You don’t want to suddenly find out the devices you rely on aren’t working. Rest assured you can look to us for guidance, and we’ll be supporting you all the way.

Keep in mind, sunset dates vary from carrier to carrier globally, with some already switching off their services.
First responders use 3G for communications, and 3G is used in critical healthcare for patient monitoring and mobile personal emergency response.

What should you consider regarding the 3G Switch-Off?

Given how long it will take to conduct an audit and decide what to do with deployed legacy devices and solutions, it makes sense to plan and act now for optimal digital transformation.

Many of these devices have been connected for years, and often in remote places, so have effectively been out of scope as a priority project to implement as the cost of change was prohibitive. The reality is that there is no longer a choice and businesses need to swap out these legacy devices and connectivity solutions or navigate the darkness that follows a sunset by going offline when the switch off occurs.
The absolute necessity to visit each site to swap out the devices bring the right connectivity solution into focus and therefore represents an opportunity to invest in the best solution for the future now by partnering with industry experts to help you make the transition cost effectively and with minimal business impact.

Fit for purpose, future-fit

One thing to keep in mind is not all devices will need or make use of the speedier 4G and 5G options.

That’s where tech like LPWAN (Low Power Wide Area Network) becomes an option – which, like the name suggests requires Low Power to operate and can be powered for years without having to exchange a battery.

More importantly, businesses should be looking to “future proof” their IT infrastructure, so when the latest generations inevitably have to sunset too, they’re still protected. Tech that’s currently available is scalable when the right solution is deployed.

Navigating the 2G and 3G sunset

It’s not always clear or obvious what should be done when migrating services, so making it a seamless transition could be daunting. With the right partner to guide you, you’ll be able to leave the time-consuming work with them, while you focus on your core business. You can trust our IoT and mobile-only expert vendors to handle these 2G and 3G migrations with ease.

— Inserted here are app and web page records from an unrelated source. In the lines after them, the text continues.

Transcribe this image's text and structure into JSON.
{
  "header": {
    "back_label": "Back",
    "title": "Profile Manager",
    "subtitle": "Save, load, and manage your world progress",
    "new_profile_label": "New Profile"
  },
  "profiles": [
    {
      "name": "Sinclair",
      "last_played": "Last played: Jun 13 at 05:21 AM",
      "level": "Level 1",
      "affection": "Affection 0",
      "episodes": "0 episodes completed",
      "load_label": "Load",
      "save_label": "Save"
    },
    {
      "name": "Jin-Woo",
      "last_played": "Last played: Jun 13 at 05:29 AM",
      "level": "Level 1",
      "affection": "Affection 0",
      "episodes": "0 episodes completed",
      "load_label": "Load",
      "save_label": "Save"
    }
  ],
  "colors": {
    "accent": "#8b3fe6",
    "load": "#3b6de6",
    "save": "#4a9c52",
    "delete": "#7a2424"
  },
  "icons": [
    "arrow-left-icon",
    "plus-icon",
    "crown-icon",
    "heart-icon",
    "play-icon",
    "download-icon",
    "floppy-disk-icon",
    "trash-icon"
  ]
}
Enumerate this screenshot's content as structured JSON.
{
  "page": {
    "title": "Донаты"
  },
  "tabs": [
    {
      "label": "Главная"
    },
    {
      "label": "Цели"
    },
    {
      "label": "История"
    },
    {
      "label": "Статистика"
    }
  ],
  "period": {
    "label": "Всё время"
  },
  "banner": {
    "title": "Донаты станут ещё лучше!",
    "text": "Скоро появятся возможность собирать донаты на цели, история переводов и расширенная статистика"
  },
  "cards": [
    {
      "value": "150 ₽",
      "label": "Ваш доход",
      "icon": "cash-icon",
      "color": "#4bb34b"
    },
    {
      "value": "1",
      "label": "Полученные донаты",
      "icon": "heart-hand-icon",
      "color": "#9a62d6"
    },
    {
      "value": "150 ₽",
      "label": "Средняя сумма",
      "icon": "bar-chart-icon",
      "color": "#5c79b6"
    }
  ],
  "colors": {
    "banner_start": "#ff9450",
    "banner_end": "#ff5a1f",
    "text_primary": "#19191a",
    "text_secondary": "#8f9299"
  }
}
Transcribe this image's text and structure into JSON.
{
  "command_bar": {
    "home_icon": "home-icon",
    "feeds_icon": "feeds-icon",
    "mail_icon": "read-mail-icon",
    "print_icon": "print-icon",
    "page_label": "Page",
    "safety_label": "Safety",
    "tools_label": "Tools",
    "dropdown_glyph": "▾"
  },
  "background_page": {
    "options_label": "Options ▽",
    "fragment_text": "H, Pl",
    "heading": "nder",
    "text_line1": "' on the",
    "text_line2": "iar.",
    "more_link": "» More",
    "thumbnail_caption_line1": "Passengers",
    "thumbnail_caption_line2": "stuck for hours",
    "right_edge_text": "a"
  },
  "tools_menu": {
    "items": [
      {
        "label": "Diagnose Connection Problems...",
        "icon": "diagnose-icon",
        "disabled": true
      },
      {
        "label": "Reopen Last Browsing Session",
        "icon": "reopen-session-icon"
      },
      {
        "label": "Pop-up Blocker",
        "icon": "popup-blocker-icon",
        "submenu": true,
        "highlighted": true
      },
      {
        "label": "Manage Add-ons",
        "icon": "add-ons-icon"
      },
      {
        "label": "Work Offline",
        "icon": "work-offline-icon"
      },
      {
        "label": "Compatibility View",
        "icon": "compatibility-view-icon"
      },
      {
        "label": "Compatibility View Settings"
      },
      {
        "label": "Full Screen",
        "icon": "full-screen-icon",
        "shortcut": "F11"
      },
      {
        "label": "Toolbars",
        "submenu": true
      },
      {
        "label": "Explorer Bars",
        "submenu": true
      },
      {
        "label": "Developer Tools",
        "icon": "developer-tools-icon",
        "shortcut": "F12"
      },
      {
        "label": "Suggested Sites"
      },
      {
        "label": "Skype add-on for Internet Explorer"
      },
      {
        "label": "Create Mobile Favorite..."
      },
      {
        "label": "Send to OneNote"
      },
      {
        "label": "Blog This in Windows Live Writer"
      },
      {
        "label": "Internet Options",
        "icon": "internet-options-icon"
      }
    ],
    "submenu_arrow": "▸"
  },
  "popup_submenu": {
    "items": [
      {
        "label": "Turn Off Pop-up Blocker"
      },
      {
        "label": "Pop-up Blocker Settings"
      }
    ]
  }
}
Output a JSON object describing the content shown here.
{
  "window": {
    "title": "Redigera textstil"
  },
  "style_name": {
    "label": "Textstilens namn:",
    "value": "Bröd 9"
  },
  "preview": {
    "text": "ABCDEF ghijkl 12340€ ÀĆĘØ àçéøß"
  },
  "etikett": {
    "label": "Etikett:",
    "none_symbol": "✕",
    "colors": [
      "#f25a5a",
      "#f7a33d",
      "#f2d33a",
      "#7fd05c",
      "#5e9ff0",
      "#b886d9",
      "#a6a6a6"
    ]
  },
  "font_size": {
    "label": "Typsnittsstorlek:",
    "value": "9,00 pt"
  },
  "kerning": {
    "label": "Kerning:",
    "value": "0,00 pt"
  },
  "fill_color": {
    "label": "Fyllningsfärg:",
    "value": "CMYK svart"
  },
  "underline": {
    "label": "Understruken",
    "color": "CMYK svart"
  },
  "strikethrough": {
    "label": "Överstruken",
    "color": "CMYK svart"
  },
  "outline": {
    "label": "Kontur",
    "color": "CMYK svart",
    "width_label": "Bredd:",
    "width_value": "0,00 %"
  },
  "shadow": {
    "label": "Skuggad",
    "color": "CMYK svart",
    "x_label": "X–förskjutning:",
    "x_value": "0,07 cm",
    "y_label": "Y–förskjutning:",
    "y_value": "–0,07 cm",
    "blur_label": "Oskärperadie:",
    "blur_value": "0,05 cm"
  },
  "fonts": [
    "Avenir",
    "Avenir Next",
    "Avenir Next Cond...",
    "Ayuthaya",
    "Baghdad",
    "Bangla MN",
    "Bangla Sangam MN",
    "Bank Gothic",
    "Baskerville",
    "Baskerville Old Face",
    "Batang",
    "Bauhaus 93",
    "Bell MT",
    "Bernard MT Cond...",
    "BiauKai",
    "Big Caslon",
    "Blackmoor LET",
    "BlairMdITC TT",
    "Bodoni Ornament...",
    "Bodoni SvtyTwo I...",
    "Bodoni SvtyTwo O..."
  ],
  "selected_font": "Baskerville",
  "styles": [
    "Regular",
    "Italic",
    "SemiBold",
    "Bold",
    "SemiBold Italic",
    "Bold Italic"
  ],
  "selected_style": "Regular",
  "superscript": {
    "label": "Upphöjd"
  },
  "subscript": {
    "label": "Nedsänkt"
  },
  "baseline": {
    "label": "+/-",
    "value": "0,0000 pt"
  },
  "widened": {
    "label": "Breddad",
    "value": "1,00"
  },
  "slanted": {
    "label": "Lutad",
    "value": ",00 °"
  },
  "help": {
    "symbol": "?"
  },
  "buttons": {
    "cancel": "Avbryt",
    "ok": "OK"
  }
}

Keen on getting your 2G and 3G migrations going?

Speak to your Britannic team and they’ll walk you through the process from start to finish.

Let's talk about Network migration